Mr Robin Whiteman, the Chief Executive of the Chartered Institute of Public Finance Accountancy (CIPFA). has told the House of Commons Public Accounts Committee (PAC) that Spelthorne "has borrowed too much".
In a public hearing held on 11th May, Rob Whiteman was absolutely clear that in his opinion Spelthorne's borrowing was not appropriate in terms of the risk or the level of borrowing. The full hearing can be watched on the Parliamentary website and a transcript of the hearing can be read here.
Local Liberal Democrats have asked many questions about both the borrowing of the Council and the processes for assessment of investments. Key issues that have been raised have been:
Liberal Democrat Finance spokesman, Cllr Lawrence Nichols said "I am very pleased to see that the PAC is taking an interest in this type of borrowing by Spelthorne and other Councils. I have tried to raise these issues with the Leader and Cabinet but they have previously chosen to ignore any challenge and bury their collective heads in the sand. I hope that the final report of the PAC will make them sit up and listen at last."
A round-up of some of the key moments during the hearing:
The hearing started with evidence on the financial impact of the Covid-19 epidemic on local authority finances. The PAC then went on to consider LA borrowings in the light of the recent National Audit Office report on the subject.
During the hearing (@15:49 in the video) Rob Whiteman said:
"Spelthorne borrowed too much-with a £10 million* turnover a year, it borrowed £1billion for commercial investment.
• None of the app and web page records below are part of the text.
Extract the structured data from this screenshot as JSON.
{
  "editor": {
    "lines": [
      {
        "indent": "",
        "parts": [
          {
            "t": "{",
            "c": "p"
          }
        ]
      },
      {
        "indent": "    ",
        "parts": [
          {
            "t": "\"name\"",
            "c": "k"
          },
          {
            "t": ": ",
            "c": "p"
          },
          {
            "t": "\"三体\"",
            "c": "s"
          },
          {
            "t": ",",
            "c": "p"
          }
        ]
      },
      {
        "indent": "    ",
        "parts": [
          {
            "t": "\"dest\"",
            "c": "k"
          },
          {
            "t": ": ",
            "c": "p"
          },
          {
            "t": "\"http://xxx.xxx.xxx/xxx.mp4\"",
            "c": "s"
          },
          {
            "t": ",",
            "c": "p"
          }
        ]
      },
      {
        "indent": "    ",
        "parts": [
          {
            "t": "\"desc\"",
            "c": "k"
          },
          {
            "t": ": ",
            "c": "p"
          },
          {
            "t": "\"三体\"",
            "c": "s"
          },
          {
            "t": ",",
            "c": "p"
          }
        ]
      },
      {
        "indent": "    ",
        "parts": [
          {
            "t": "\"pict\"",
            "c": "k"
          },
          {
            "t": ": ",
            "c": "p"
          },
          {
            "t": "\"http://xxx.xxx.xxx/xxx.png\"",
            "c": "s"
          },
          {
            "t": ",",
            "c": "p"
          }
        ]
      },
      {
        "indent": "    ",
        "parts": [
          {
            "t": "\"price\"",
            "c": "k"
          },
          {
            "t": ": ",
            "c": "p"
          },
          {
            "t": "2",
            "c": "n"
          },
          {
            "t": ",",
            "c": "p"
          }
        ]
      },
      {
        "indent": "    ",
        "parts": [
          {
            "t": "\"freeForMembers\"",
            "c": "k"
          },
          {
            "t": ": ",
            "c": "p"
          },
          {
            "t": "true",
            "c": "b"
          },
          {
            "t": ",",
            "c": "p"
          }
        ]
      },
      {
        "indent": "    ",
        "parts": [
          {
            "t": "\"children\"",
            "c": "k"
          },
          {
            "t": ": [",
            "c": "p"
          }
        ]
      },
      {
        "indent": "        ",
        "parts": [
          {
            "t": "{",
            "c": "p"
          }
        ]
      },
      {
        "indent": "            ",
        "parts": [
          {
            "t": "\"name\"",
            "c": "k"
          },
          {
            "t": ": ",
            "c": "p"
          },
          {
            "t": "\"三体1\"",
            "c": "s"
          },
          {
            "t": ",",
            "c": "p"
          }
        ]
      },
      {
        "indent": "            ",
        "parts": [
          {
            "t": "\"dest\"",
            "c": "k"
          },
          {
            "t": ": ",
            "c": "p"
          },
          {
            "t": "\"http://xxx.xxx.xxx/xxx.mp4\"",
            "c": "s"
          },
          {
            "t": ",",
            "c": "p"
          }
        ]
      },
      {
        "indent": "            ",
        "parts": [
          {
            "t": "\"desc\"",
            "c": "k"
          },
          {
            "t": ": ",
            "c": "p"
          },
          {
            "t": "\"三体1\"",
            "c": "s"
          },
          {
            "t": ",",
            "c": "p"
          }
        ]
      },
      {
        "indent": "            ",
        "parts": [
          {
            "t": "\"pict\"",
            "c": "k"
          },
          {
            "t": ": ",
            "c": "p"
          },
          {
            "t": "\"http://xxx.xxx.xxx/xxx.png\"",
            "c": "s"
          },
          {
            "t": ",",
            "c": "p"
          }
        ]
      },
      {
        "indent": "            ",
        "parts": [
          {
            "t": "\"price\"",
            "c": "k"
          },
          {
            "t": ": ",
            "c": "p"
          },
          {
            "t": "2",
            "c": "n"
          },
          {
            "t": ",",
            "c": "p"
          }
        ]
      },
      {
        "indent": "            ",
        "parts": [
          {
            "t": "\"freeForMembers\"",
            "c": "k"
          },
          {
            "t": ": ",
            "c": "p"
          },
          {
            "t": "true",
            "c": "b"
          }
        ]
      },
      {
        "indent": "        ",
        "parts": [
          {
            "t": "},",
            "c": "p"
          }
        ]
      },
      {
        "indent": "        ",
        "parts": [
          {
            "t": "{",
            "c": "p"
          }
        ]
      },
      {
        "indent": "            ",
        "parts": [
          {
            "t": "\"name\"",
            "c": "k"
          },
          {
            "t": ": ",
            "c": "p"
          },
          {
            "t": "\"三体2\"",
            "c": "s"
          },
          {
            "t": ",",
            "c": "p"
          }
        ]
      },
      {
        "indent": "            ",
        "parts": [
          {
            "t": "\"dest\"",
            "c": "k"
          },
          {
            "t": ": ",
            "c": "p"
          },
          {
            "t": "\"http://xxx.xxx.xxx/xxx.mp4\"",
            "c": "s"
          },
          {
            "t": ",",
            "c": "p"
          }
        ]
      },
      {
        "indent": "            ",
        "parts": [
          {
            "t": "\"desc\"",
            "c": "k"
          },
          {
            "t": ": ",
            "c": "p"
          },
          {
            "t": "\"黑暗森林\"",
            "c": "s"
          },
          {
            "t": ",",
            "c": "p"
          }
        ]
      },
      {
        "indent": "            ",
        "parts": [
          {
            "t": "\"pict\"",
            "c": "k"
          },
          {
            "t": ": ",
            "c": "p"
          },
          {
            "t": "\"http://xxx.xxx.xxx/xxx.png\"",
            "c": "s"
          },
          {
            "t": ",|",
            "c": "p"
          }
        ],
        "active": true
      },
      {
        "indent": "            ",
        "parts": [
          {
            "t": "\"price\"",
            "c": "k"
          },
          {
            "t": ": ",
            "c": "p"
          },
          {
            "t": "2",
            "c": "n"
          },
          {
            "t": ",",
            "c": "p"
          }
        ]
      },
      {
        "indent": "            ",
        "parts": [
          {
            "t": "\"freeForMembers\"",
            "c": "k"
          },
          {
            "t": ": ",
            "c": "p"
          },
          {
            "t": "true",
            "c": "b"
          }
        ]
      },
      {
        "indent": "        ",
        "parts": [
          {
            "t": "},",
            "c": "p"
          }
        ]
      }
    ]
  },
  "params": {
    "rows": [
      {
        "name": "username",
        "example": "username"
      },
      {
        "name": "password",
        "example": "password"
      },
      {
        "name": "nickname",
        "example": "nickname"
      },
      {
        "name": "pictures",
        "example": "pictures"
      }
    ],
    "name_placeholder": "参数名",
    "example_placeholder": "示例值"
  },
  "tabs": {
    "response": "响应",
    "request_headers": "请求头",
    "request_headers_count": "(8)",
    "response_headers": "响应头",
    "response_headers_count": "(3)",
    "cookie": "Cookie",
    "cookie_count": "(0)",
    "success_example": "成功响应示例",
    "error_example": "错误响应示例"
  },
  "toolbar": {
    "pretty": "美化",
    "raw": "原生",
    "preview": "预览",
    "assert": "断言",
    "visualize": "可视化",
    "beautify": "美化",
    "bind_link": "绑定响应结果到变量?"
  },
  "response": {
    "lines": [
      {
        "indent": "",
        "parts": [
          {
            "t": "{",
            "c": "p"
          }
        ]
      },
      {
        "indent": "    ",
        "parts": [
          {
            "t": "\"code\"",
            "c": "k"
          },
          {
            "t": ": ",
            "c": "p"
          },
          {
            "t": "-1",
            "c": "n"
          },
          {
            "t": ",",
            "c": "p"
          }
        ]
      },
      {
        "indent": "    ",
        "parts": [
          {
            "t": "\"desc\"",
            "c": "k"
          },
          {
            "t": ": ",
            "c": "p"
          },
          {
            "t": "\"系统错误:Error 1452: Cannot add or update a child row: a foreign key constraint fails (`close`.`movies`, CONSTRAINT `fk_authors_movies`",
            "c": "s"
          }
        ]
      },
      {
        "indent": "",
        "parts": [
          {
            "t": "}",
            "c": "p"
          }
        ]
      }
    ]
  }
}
You do not have to be accountant of the year to know that that is quite a lot of excessive leverage and commercial risk.
The majority of councils-if you look at the NAO Report, 49 councils accounted for 80% of the £6.6 billion. Taking out Spelthorne, that is less than £100 million for those 49 councils. Bearing in mind the size of their operations, as Councillor Watts says, that doesn't sound particularly excessive-and not in the Spelthorne league-but councils should not take on debt for yield that they can't afford if things go wrong. As covid-19 shows, we do have a rainy day at times and therefore overall prudential financial management with debt being an appropriate part of your budget that you can pay back if the markets alter is very important."
* Corrected to £23m later in the hearing
A Conservative MP, Chris MacKinley, questioned the competence of Councils to make decisions of this type on this scale. He said (@16:05):
"Very finally, on the Spelthorne experience, there was nearly a billion pounds-worth of borrowing. You said it had income of £10 million; I have just looked at the paper that it gives its residents, and it's about £23 million if you strip out the investment income. Its borrowing was 44 times its income. For Woking, it was 26 times. If you are a person with £50,000-worth of income, where on earth could you sensibly and sustainably have £2.2 million-worth of borrowings? That is effectively what Spelthorne has done. It doesn't make sense.
Rob Whiteman: I agree, actually, that public bodies should not have greater commercial freedoms than the commercial sector and that actually, in the private sector, an organisation the size of Spelthorne would not have been able to attract that amount of leveraging and borrowing. So I actually agree with the point. We must remain public bodies rather than becoming property development vehicles with an ancillary local authority function, so I agree with the question.
The strength of elected members is that they are lay members acting on behalf of the public, rather than being experts, but that they do get good advice. That is why I think that, actually, not only taking officers' advice but making sure that, as a requirement, there is also external advice, independent advice, and that there is strong local audit to make sure that governance is operating in that way is all very important to avoid the fears that you have that things can get railroaded through very quickly."
Spelthorne Liberal Democrats made our own submission to the PAC which will be made public when the final report is published. This submission highlighted our concerns about the way that the borrowing has been done in secret without proper scrutiny. We also raised our concerns about the monitoring, reporting and ongoing scrutiny of the commercial investments. All the issues have been raised previously within the Council, with most being ignored by the ruling Conservative Group without giving any cogent responses.
In December Spelthorne Liberal Democrats made a submission to the Redmond Review "into the arrangements in place to support the transparency and quality of local authority financial reporting and external audit in England". We put forward our view that the accounts were not sufficiently easy to understand and not transparent. We raised concerns about the way the accounts failed to separate the commercial activities from the service provision aspects of the Council's activities.